- A little-used cancer drug from Novartis could pose a challenge to the company's cross-town rival Roche in multiple sclerosis, following study results showing the therapy convincingly reduced relapses and slowed disability progression in patients with the neurological disorder.
- In two Phase 3 trials, Novartis pitted ofatumumab, sold as Arzerra for cancer treatment, against Sanofi's seven-year old Aubagio in relapsing MS. While comparing results across trials can mislead, the annualized relapse rate posted by patients in the ofatumumab arms look on par with what Roche's Ocrevus yielded in the trials that led to its approval for the condition.
- Novartis hinted at ofatumumab's potential competitiveness in its statement on the data, highlighting the drug's injectable delivery and low need for patient monitoring. Ocrevus is infused and requires patients be monitored for at least an hour after treatment.
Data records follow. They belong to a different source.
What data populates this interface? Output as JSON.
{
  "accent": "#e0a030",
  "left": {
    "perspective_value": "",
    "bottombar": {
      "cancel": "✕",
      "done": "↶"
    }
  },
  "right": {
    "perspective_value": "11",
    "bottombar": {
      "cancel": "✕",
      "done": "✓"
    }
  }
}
Novartis won't readily cede its long-time leading position in MS, a disease that's seen more than half a dozen new treatments arrive since approval of the Swiss pharma's Gilenya (fingolimod) in 2010.
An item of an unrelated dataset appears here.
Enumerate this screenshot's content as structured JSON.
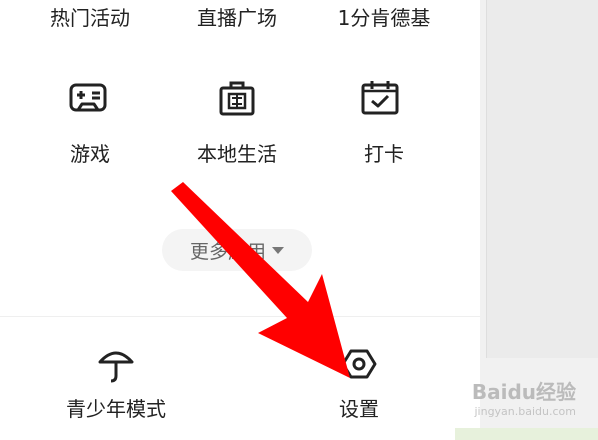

As a leukemia treatment, ofatumumab has been rapidly eclipsed by drugs like AbbVie's Imbruvica (ibrutinib), leading Novartis to stop marketing the medicine outside the U.S.
But its future looks brighter in MS following results from the ASCLEPIOS 1 and 2 studies, which tested the drug head to head against Aubagio (teriflunomide) in more than 1,800 patients. Like Roche's Ocrevus (ocrelizumab), ofatumumab targets a protein called CD20 that's present on the surface of immunological B cells.
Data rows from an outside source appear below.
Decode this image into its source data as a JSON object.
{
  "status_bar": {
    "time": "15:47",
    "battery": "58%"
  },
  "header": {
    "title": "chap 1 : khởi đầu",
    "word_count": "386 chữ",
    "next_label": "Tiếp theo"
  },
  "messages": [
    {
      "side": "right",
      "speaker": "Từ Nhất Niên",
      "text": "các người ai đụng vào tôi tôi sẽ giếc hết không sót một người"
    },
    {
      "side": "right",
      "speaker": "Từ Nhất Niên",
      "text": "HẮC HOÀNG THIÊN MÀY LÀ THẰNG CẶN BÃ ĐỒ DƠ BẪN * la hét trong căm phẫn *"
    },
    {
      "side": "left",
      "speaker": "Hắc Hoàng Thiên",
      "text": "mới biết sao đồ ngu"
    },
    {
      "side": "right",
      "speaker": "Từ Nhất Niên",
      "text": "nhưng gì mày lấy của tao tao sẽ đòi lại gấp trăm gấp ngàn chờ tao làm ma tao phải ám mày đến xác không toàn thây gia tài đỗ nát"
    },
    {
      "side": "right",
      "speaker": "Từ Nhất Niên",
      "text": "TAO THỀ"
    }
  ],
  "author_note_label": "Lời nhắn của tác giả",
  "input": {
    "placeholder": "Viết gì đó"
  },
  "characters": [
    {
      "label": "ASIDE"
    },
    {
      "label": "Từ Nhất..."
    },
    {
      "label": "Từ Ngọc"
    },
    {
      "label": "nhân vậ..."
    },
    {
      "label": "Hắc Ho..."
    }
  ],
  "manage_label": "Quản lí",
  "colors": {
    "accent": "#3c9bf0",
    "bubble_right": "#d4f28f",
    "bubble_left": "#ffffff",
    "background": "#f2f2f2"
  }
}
On the trials' primary goal, reducing the number of confirmed relapses, ofatumumab handily surpassed Aubagio, cutting annualized relapse rates by 51% and 59%, respectively.
Trial results for ofatumumab in relapsing multiple sclerosis
|Study||ofatumumab ARR||Aubagio ARR||% reduction in ARR|
|ASCLEPIOS 1||0.11||0.22||-50.5% (p<0.001)|
|ASCLEPIOS 2||0.10||0.25||-58.8% (p<0.001)|
SOURCE: Company release
Investigators also found ofatumumab suppressed the brain lesions characteristic of MS and slowed disease progression by roughly a third versus Aubagio at three and six months.
By annualized relapse rates, the numbers for ofatumumab are in a similar range, if not better, than the 0.156 and 0.155 figures that Ocrevus posted in two Roche studies of relapsing MS patients. Those trials compared Ocrevus to Merck KGaA's interferon beta therapy Rebif rather than Aubagio, however.
"The impressive 0.10-0.11 ARR with ofa[tumumab] does suggest a very competitive profile in RRMS, where ofa[tumumab]'s potentially more convenient sub[cutaneous] delivery and shorter B-cell depletion could help offset Ocrevus's longer duration of action and entrenchment," wrote RBC Capital Markets analyst Brian Abrahams in a note to clients, although he acknowledged cross-trial comparisons can be difficult.
Novartis said it plans to submit the data to regulators by the end of 2019, potentially setting up decisions on approval for late in 2020.
That's a timeline that Johnson & Johnson might also be eyeing, after seeing positive results for its oral MS drug ponesimod. In a head-to-head study also against Aubagio, results of which were disclosed Thursday, treatment with ponesimod resulted in an annualized relapse rate of 0.202.
J&J said data from the study would form the basis of regulatory submissions to U.S. and EU regulators for approval in relapsing MS.
Catching Ocrevus won't be an easy task, if either drug is eventually cleared for commercial sale. The drug has steadily gained market share and, as of the second quarter, was prescribed to close to four out of every 10 patients starting MS treatment, according to Roche. Sales totaled 1.7 billion Swiss francs, or about $1.72 billion, over the first six months of 2019.
Perhaps with an eye to new competitive threats, Roche this week presented new analyses showing earlier treatment with Ocrevus leds to reduced disability progression.